# EXERCISE DIRECTIONS:
Down to the last word, output the records below, skipping any images.

....................

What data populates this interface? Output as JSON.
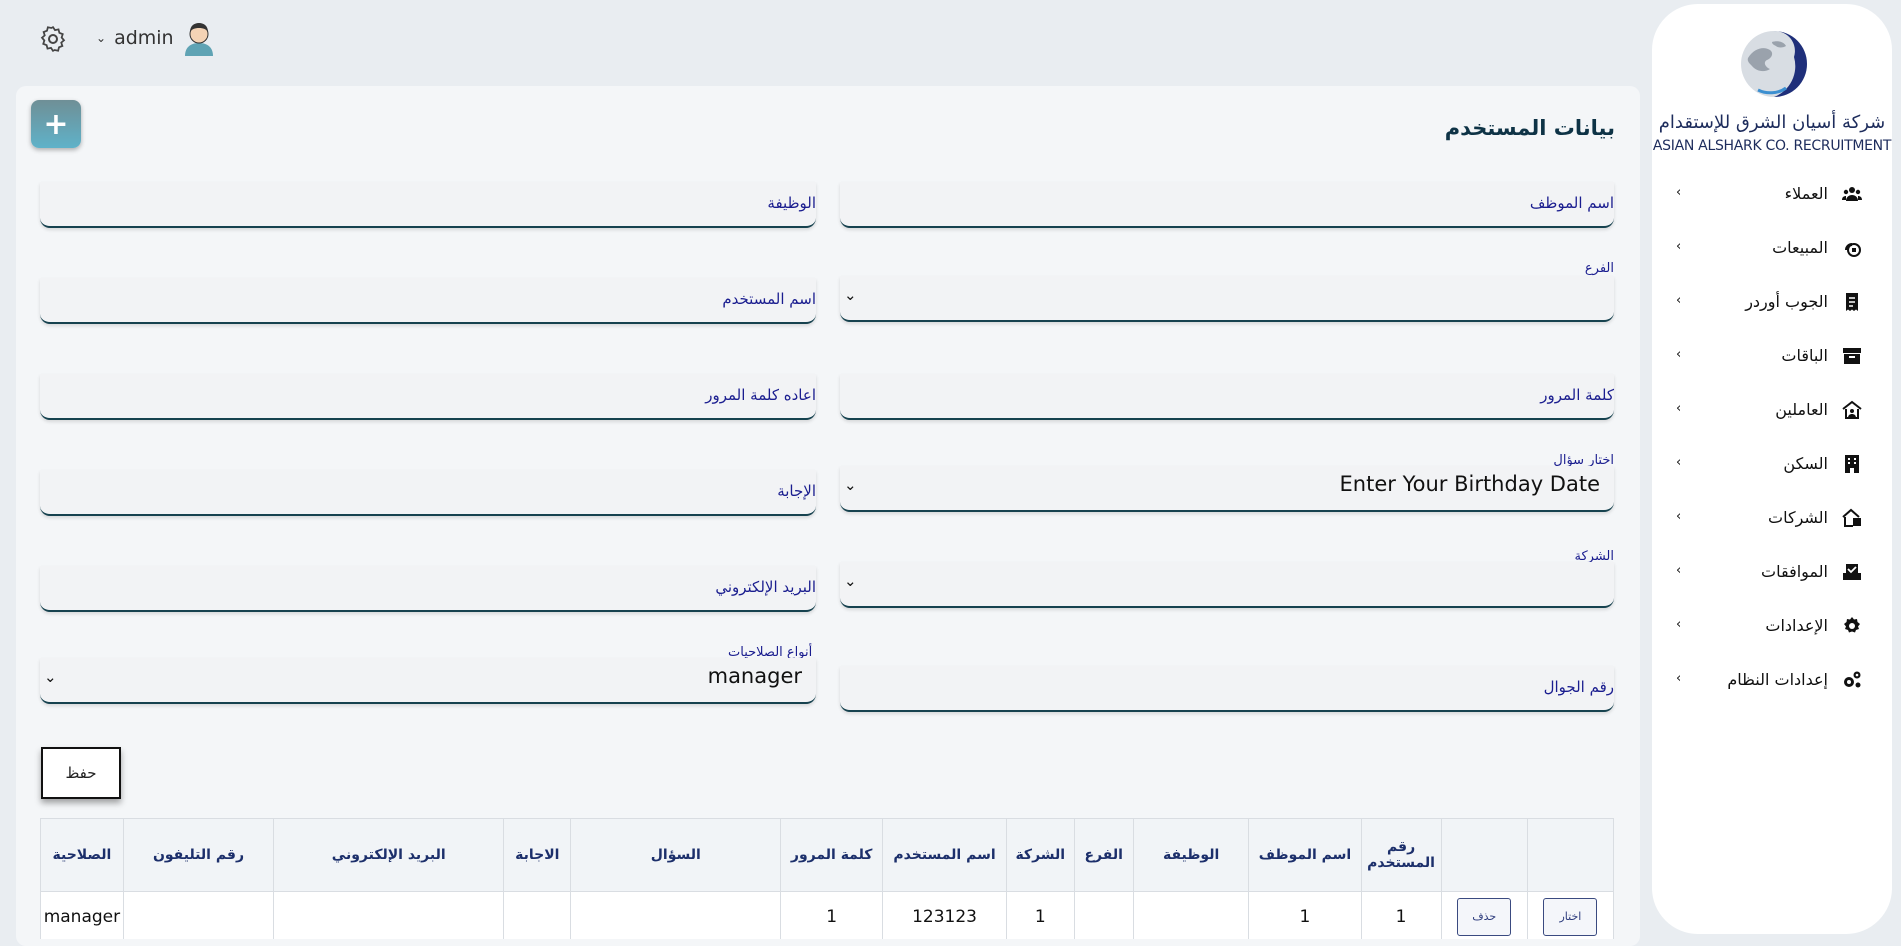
{
  "topbar": {
    "user_name": "admin"
  },
  "page": {
    "title": "بيانات المستخدم"
  },
  "form": {
    "employee_name_label": "اسم الموظف",
    "job_label": "الوظيفة",
    "branch_label": "الفرع",
    "username_label": "اسم المستخدم",
    "password_label": "كلمة المرور",
    "confirm_password_label": "اعاده كلمة المرور",
    "question_label": "اختار سؤال",
    "question_value": "Enter Your Birthday Date",
    "answer_label": "الإجابة",
    "company_label": "الشركة",
    "email_label": "البريد الإلكتروني",
    "mobile_label": "رقم الجوال",
    "permissions_label": "أنواع الصلاحيات",
    "permissions_value": "manager",
    "save_label": "حفظ"
  },
  "table": {
    "headers": [
      "",
      "",
      "رقم المستخدم",
      "اسم الموظف",
      "الوظيفة",
      "الفرع",
      "الشركة",
      "اسم المستخدم",
      "كلمة المرور",
      "السؤال",
      "الاجابة",
      "البريد الإلكتروني",
      "رقم التليفون",
      "الصلاحية"
    ],
    "rows": [
      {
        "select_label": "اختار",
        "delete_label": "حذف",
        "user_no": "1",
        "employee": "1",
        "job": "",
        "branch": "",
        "company": "1",
        "username": "123123",
        "password": "1",
        "question": "",
        "answer": "",
        "email": "",
        "phone": "",
        "permission": "manager"
      }
    ]
  },
  "sidebar": {
    "brand_ar": "شركة أسيان الشرق للإستقدام",
    "brand_en": "ASIAN ALSHARK CO. RECRUITMENT",
    "items": [
      {
        "label": "العملاء",
        "icon": "users-icon"
      },
      {
        "label": "المبيعات",
        "icon": "sales-icon"
      },
      {
        "label": "الجوب أوردر",
        "icon": "receipt-icon"
      },
      {
        "label": "الباقات",
        "icon": "archive-icon"
      },
      {
        "label": "العاملين",
        "icon": "workers-icon"
      },
      {
        "label": "السكن",
        "icon": "building-icon"
      },
      {
        "label": "الشركات",
        "icon": "company-icon"
      },
      {
        "label": "الموافقات",
        "icon": "approval-icon"
      },
      {
        "label": "الإعدادات",
        "icon": "gear-icon"
      },
      {
        "label": "إعدادات النظام",
        "icon": "gears-icon"
      }
    ]
  }
}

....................

# SOLUTION FOR THIS EXERCISE:
What data populates this interface? Output as JSON.
{
  "topbar": {
    "user_name": "admin"
  },
  "page": {
    "title": "بيانات المستخدم"
  },
  "form": {
    "employee_name_label": "اسم الموظف",
    "job_label": "الوظيفة",
    "branch_label": "الفرع",
    "username_label": "اسم المستخدم",
    "password_label": "كلمة المرور",
    "confirm_password_label": "اعاده كلمة المرور",
    "question_label": "اختار سؤال",
    "question_value": "Enter Your Birthday Date",
    "answer_label": "الإجابة",
    "company_label": "الشركة",
    "email_label": "البريد الإلكتروني",
    "mobile_label": "رقم الجوال",
    "permissions_label": "أنواع الصلاحيات",
    "permissions_value": "manager",
    "save_label": "حفظ"
  },
  "table": {
    "headers": [
      "",
      "",
      "رقم المستخدم",
      "اسم الموظف",
      "الوظيفة",
      "الفرع",
      "الشركة",
      "اسم المستخدم",
      "كلمة المرور",
      "السؤال",
      "الاجابة",
      "البريد الإلكتروني",
      "رقم التليفون",
      "الصلاحية"
    ],
    "rows": [
      {
        "select_label": "اختار",
        "delete_label": "حذف",
        "user_no": "1",
        "employee": "1",
        "job": "",
        "branch": "",
        "company": "1",
        "username": "123123",
        "password": "1",
        "question": "",
        "answer": "",
        "email": "",
        "phone": "",
        "permission": "manager"
      }
    ]
  },
  "sidebar": {
    "brand_ar": "شركة أسيان الشرق للإستقدام",
    "brand_en": "ASIAN ALSHARK CO. RECRUITMENT",
    "items": [
      {
        "label": "العملاء",
        "icon": "users-icon"
      },
      {
        "label": "المبيعات",
        "icon": "sales-icon"
      },
      {
        "label": "الجوب أوردر",
        "icon": "receipt-icon"
      },
      {
        "label": "الباقات",
        "icon": "archive-icon"
      },
      {
        "label": "العاملين",
        "icon": "workers-icon"
      },
      {
        "label": "السكن",
        "icon": "building-icon"
      },
      {
        "label": "الشركات",
        "icon": "company-icon"
      },
      {
        "label": "الموافقات",
        "icon": "approval-icon"
      },
      {
        "label": "الإعدادات",
        "icon": "gear-icon"
      },
      {
        "label": "إعدادات النظام",
        "icon": "gears-icon"
      }
    ]
  }
}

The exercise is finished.